● **About this exercise**
Find how many lines in the data below include the word "Setup", then write only that number.
[[ Data supplied, beginning ]]
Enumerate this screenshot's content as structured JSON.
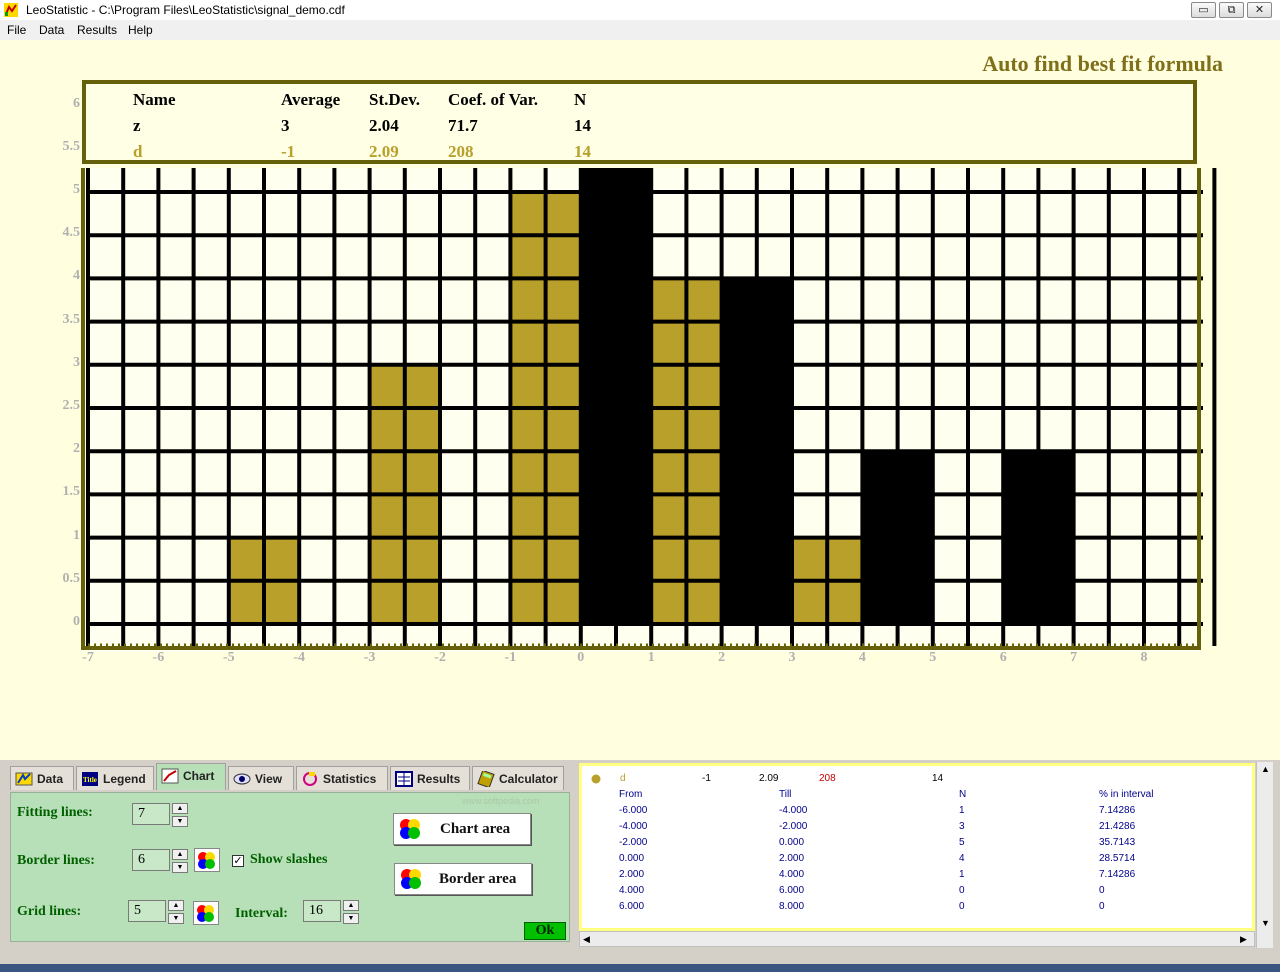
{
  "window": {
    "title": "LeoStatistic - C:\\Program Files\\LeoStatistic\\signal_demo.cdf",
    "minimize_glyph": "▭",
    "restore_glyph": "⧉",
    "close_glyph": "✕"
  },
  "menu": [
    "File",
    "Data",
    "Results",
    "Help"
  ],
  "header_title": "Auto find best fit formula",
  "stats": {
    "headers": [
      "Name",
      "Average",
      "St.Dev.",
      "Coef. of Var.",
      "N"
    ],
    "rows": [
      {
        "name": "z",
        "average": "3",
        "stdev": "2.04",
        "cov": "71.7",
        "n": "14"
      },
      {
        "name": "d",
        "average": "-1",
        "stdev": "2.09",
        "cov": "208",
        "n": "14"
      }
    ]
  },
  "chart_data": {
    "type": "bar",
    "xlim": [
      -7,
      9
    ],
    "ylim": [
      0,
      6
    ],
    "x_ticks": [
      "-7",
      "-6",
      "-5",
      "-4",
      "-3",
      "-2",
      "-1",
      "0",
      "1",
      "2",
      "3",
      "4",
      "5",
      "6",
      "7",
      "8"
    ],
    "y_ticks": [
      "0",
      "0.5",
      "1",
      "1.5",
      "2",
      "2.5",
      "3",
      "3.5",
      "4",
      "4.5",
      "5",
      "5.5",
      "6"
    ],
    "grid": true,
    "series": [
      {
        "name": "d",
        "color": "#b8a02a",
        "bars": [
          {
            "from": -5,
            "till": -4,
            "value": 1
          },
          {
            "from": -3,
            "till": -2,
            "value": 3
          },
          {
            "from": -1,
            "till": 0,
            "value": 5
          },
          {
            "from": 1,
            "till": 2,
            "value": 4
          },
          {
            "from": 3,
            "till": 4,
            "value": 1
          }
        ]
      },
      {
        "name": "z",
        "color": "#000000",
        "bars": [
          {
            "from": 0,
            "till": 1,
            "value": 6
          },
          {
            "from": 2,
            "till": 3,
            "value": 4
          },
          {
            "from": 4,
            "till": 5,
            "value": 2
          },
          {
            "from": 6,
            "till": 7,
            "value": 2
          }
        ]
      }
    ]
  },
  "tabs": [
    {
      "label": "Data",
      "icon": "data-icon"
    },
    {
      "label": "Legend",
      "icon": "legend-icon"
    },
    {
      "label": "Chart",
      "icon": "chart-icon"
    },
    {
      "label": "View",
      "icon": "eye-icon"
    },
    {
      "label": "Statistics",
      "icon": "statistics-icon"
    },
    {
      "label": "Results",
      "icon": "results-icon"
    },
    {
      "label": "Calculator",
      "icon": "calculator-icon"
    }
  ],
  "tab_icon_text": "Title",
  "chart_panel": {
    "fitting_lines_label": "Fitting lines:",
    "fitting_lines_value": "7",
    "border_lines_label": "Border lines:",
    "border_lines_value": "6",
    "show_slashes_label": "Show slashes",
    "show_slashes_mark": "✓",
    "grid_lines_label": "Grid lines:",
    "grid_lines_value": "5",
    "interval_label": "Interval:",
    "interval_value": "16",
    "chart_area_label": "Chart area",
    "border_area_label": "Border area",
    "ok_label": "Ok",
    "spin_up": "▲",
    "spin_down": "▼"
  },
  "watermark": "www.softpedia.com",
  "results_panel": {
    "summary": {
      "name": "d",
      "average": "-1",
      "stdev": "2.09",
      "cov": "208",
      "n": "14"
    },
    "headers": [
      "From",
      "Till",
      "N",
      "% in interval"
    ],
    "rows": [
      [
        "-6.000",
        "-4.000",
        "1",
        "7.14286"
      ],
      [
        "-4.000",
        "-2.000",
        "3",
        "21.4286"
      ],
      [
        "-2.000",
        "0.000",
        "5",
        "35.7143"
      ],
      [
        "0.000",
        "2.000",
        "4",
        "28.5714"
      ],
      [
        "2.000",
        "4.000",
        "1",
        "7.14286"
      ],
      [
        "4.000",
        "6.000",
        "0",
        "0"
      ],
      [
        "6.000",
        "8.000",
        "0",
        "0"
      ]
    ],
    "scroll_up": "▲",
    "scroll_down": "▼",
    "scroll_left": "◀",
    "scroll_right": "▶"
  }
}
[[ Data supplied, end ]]
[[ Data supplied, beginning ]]
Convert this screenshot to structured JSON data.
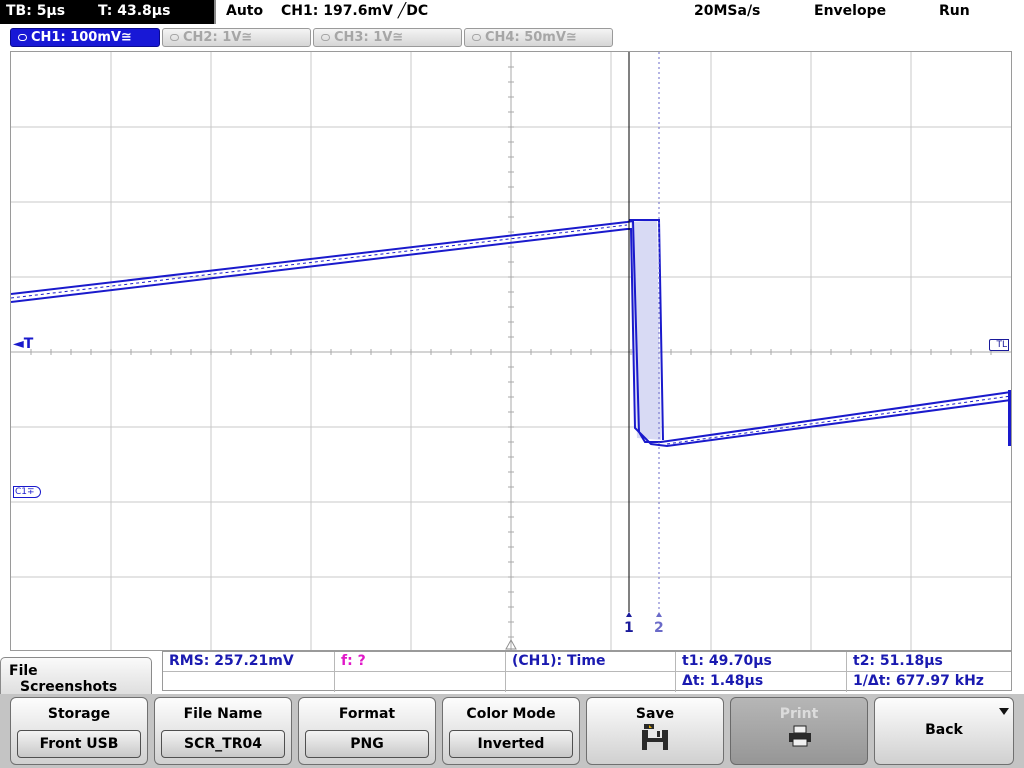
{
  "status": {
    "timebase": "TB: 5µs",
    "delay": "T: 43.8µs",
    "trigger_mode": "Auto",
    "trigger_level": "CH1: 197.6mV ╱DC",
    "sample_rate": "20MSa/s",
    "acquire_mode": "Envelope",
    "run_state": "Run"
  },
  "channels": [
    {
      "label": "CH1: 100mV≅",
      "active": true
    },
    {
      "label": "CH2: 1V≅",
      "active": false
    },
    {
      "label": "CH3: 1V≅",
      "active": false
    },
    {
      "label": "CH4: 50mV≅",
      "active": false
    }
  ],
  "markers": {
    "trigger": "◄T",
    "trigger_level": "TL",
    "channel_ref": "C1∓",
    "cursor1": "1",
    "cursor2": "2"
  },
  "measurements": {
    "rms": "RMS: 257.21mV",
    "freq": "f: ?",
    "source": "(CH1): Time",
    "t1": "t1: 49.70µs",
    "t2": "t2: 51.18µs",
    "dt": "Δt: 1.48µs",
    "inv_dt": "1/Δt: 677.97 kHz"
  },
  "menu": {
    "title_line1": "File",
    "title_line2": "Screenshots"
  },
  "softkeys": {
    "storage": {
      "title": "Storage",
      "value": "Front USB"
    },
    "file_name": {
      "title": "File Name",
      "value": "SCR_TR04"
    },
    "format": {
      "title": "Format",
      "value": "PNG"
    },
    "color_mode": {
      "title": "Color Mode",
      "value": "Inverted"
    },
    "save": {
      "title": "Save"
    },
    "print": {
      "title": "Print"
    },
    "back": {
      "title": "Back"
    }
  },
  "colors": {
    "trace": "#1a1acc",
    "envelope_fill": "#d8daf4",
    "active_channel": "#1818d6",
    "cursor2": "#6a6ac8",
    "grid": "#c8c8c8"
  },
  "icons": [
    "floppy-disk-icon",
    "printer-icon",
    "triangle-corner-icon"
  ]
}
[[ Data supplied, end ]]
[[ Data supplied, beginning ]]
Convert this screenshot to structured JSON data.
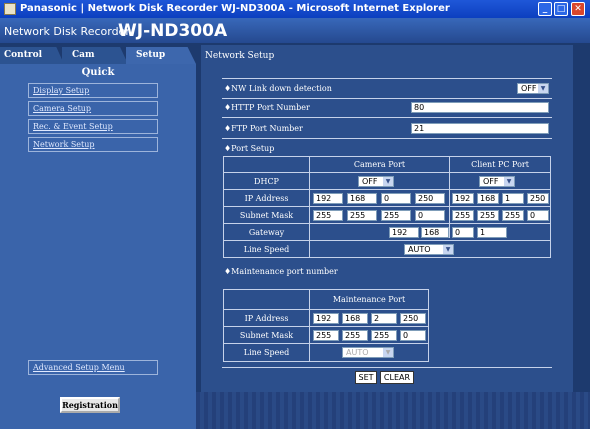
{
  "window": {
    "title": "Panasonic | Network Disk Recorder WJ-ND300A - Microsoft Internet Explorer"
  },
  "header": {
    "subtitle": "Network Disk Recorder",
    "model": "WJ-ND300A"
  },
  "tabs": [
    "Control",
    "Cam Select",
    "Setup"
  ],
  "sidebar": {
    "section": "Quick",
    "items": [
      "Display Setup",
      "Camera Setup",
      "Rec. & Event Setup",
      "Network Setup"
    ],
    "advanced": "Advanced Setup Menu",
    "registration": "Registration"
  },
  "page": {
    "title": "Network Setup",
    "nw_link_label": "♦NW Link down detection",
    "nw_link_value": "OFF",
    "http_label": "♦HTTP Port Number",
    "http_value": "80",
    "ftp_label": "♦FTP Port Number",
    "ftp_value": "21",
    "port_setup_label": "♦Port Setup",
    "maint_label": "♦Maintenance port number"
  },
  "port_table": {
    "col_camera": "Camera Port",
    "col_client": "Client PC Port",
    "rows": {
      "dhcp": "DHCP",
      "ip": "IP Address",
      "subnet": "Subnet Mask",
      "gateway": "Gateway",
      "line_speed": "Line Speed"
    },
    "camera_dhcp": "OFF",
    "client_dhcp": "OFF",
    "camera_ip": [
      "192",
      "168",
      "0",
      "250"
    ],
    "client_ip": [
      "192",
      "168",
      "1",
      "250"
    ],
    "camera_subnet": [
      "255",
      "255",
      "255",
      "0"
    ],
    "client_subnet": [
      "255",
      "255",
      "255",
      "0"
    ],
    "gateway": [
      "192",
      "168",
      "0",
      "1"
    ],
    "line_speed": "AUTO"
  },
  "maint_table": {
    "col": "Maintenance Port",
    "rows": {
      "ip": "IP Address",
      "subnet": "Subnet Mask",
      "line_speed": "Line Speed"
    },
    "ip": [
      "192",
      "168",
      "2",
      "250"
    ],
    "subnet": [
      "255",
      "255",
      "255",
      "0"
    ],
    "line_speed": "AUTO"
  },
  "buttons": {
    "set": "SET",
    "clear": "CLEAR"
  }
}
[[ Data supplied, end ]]
● **Response area**
8